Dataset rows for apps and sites
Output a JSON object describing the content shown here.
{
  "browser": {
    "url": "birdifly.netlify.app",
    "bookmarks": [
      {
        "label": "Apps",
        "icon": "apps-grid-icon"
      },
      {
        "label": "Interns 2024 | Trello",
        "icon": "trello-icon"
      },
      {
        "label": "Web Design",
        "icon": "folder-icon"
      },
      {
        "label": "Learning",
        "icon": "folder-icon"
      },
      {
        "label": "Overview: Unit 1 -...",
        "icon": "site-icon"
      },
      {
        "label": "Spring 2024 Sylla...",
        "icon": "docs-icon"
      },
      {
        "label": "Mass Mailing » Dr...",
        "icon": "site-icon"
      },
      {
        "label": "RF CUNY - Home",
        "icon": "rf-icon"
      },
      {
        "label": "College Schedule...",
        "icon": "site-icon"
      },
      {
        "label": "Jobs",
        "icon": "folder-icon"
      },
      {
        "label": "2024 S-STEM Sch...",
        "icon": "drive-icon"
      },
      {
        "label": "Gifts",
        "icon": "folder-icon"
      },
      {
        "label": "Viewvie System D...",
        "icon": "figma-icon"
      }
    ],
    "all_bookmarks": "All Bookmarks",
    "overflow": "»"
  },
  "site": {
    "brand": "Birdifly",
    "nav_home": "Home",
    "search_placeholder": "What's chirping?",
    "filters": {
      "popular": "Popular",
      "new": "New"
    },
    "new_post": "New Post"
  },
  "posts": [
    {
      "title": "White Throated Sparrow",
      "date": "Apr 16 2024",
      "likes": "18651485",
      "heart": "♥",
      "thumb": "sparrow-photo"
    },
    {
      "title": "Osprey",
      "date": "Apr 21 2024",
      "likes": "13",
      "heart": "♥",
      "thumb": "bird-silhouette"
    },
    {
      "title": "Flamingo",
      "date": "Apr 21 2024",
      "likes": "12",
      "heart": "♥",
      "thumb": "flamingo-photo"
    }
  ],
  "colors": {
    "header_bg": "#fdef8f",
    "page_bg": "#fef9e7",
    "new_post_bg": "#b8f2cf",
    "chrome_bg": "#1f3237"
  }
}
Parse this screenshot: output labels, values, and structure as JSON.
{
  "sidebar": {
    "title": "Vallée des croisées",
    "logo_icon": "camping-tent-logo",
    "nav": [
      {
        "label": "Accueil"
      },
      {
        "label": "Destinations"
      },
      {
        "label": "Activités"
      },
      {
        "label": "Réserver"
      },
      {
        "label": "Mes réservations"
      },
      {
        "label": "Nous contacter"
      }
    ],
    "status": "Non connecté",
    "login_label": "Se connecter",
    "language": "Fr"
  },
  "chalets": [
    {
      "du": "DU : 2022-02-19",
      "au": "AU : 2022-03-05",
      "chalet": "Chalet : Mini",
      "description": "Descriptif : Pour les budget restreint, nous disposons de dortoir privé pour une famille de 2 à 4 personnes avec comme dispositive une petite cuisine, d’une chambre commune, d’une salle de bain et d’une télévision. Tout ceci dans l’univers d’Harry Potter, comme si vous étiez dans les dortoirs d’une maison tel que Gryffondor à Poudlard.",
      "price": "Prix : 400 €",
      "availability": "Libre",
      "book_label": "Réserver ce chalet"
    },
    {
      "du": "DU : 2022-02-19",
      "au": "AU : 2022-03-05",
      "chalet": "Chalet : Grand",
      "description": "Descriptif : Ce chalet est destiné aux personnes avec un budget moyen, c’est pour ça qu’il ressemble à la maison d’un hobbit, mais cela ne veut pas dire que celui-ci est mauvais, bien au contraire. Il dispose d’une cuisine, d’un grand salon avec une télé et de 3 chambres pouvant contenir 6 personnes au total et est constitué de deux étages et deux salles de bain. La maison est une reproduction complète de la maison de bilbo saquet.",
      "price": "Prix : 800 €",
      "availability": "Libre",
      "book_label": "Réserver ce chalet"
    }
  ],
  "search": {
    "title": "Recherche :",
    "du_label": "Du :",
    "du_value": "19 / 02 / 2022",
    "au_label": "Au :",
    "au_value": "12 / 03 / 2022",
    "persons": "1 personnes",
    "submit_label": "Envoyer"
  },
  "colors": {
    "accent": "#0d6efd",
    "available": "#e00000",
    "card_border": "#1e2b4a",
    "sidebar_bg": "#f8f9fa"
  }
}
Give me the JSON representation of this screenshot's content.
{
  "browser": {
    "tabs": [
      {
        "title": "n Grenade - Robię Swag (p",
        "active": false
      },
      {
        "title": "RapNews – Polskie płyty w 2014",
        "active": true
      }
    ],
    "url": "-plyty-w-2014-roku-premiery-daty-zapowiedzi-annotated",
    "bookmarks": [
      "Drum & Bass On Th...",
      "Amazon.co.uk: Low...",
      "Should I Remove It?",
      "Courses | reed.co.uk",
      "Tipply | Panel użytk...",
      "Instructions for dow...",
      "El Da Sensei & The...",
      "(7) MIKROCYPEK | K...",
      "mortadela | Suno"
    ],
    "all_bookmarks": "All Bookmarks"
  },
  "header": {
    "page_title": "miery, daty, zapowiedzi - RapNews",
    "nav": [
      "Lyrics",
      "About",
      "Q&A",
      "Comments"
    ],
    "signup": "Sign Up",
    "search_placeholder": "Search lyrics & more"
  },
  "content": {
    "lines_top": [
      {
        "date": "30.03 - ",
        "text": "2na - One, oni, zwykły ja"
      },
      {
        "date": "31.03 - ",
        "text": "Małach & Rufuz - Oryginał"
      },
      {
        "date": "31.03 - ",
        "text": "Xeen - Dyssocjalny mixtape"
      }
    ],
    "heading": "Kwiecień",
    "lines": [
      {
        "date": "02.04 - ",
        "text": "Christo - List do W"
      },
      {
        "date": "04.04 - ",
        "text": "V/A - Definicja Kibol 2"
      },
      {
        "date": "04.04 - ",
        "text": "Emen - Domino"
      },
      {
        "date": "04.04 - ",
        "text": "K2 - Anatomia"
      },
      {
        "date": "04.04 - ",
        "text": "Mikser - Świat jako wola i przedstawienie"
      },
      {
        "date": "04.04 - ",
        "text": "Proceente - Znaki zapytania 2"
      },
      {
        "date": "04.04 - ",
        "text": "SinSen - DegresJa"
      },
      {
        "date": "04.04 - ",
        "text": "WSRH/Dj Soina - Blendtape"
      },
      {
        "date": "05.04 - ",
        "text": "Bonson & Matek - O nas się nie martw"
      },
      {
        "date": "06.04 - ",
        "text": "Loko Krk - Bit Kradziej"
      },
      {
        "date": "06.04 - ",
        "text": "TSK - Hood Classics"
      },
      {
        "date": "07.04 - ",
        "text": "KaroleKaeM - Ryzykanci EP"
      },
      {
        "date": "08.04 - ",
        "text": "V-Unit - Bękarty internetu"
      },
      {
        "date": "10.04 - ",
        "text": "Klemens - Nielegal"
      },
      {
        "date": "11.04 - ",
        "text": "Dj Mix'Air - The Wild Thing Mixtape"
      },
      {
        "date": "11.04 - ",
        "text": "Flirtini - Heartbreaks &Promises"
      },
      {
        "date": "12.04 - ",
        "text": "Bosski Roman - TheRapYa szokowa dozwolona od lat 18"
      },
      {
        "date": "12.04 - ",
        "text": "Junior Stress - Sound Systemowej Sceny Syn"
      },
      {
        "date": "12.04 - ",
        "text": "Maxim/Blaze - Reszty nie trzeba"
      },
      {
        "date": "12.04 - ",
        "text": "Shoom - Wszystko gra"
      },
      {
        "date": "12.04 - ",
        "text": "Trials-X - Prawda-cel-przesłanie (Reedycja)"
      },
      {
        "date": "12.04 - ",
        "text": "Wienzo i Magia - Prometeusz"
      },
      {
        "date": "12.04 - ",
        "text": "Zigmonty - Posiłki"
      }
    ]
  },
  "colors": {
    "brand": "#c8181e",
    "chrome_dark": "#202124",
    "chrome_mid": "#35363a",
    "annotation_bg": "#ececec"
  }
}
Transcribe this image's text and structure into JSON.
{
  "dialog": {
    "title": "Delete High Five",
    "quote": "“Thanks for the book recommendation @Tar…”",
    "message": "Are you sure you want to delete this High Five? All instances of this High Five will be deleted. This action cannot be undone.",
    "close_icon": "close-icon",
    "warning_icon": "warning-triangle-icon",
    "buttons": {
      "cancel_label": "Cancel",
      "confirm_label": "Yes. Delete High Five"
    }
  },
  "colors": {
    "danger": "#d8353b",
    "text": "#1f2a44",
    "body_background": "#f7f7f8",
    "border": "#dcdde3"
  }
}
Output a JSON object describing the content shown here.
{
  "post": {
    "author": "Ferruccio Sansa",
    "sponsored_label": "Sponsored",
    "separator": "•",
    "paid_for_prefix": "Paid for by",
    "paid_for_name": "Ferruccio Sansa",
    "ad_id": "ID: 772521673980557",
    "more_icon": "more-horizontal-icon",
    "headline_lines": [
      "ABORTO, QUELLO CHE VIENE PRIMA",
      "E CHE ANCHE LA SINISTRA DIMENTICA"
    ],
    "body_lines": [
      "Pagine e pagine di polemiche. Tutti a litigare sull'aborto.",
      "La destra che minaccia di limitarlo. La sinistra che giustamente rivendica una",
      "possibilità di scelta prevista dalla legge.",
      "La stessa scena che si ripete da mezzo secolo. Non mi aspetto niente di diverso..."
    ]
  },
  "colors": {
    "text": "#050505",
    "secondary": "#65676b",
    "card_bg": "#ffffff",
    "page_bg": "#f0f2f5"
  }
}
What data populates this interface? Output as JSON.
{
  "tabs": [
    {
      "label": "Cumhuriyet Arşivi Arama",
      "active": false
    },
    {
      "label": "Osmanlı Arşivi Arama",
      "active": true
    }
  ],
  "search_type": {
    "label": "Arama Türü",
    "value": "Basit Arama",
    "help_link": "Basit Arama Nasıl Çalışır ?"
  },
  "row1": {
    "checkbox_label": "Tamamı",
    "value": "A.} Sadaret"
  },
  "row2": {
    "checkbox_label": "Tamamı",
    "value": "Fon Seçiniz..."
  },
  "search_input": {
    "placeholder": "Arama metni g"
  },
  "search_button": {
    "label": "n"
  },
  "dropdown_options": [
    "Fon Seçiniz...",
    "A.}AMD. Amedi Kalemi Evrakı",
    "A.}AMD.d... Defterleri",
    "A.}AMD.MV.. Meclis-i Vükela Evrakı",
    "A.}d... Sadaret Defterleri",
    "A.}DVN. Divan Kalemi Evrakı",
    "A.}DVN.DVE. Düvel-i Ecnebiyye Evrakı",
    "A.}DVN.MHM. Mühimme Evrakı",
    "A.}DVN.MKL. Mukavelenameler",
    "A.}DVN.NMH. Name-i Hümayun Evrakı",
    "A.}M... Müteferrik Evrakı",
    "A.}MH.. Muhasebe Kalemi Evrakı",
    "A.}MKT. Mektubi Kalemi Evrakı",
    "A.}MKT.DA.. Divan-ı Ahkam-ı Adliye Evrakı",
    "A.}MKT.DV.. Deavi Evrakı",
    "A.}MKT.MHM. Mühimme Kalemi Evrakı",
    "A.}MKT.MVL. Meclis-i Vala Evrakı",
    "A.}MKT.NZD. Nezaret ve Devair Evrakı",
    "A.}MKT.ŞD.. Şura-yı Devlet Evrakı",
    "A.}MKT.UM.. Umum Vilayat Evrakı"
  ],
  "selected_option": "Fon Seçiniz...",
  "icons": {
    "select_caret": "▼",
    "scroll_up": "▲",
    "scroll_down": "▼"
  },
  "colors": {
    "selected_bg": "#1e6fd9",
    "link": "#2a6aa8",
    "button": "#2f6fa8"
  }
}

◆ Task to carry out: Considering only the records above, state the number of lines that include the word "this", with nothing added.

◆ Exercise answer: 5